I make a point of fishing with barbless hooks when I fish at other people's ponds. It's just a gesture of respect, so as not to harm their fish. I feared that was going to work against me in this situation. I started to reel a little to work that big boy over my way. Of course he indicated his displeasure with the situation by jumping straight out of the water and shaking his head. His huge head, I might add. I knew I had a decent fish, but I did not realize he was this good.
I tried to let him run a little more while keeping pressure on him. I would gently reel and coerce him to come my direction occasionally, but he returned the favor with wild jumps every time. All I could imagine was that barbless hook zinging back at me during one of those jumps. After a few minutes he began getting tired. The warm summertime water takes the fight out of them pretty quickly. I was finally able to land my prize.

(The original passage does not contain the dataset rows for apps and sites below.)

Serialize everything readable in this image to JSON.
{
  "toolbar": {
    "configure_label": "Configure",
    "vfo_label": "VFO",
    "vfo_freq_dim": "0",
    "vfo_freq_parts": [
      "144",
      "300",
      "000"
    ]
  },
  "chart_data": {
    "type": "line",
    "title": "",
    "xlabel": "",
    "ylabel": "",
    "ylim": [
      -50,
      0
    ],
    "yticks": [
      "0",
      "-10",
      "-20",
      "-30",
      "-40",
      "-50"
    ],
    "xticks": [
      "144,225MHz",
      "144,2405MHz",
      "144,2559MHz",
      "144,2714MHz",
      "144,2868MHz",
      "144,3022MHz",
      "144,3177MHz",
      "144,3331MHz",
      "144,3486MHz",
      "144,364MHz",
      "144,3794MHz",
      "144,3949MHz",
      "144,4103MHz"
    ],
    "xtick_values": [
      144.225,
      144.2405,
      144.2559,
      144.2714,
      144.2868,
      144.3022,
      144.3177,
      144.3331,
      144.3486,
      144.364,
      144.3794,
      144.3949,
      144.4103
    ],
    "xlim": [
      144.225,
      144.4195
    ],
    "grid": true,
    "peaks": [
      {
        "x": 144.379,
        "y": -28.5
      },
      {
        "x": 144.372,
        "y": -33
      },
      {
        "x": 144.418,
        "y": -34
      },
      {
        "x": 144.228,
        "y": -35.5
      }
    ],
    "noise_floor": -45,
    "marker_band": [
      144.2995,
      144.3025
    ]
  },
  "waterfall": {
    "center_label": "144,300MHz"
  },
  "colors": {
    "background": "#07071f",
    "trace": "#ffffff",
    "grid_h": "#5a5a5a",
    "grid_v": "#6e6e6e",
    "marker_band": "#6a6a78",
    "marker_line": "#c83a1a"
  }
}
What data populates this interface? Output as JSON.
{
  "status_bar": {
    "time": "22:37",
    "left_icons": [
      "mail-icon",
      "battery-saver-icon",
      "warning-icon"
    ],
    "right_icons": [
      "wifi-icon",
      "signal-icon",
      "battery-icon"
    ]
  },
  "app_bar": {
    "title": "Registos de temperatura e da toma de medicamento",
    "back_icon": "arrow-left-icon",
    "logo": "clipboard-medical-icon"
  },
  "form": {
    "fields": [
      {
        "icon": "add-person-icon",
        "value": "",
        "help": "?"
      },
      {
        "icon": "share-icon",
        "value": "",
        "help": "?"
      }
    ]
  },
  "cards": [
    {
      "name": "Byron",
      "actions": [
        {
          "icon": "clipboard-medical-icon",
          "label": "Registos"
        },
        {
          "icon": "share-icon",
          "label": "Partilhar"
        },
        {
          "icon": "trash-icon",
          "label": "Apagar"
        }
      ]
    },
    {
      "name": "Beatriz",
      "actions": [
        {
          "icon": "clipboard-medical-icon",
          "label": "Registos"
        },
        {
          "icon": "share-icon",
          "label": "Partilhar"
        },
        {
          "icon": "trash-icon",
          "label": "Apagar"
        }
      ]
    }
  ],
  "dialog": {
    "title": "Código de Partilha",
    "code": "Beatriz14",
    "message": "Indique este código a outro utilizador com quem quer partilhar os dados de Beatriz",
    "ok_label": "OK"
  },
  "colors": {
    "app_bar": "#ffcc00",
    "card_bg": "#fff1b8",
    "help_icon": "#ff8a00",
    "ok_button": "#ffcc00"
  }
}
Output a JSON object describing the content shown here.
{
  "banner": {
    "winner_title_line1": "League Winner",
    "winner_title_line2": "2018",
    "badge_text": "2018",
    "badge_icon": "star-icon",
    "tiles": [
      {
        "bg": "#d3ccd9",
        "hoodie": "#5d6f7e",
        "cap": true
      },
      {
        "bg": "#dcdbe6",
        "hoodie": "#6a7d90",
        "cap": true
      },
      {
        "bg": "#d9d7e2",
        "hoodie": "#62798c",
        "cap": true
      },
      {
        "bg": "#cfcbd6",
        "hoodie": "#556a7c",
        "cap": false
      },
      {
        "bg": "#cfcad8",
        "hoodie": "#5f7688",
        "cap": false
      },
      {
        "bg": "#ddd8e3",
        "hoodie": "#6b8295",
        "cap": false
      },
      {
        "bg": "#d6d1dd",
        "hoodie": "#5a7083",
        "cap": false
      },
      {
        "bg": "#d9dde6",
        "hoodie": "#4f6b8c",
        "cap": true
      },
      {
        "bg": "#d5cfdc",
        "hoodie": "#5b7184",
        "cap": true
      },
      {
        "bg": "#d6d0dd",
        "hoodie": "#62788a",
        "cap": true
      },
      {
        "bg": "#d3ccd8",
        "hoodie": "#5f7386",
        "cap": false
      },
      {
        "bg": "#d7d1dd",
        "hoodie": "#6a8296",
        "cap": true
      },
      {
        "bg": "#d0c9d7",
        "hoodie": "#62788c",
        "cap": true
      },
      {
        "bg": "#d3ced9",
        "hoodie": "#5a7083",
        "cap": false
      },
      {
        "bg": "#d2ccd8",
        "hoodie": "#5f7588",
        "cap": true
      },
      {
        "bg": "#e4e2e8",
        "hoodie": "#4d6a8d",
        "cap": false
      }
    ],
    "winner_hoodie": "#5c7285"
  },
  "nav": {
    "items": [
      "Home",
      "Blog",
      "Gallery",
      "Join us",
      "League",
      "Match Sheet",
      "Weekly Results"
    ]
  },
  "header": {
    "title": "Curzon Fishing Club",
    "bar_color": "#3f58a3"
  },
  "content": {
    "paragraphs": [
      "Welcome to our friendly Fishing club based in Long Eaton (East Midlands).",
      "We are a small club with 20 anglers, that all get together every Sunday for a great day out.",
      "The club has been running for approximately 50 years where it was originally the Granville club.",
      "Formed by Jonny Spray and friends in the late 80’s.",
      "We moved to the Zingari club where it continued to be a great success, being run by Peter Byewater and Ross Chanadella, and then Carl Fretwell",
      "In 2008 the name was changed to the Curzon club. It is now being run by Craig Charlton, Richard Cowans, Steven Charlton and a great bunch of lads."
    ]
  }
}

Kevin was frantic. This was the largest fish he had ever seen. He says, "Brian was right, you are a professional fisherman." Brian and Kevin's dad both saw the fish from their bikes and came over to inspect the old boy. He was 21" long and about 5 1/4lbs.
Kevin was nice enough to snap a picture with the camera on my cell phone. Thanks Kevin! You can be the 1st mate on any of my fishing trips if we keep getting results like that.
I now had my 2nd species of Fish Ohio sized fish for the season. This set the stage for my quest for the remainder of the year. Ohio grants fisherman with a Master Fisherman's Award if they catch 4 species of fish that qualify for the Fish Ohio Award in 1 year. 2 down and 2 to go. I figured my best bets were pursue bluegill, catfish, rock bass, and smallies to complete the quest. Let the fun begin!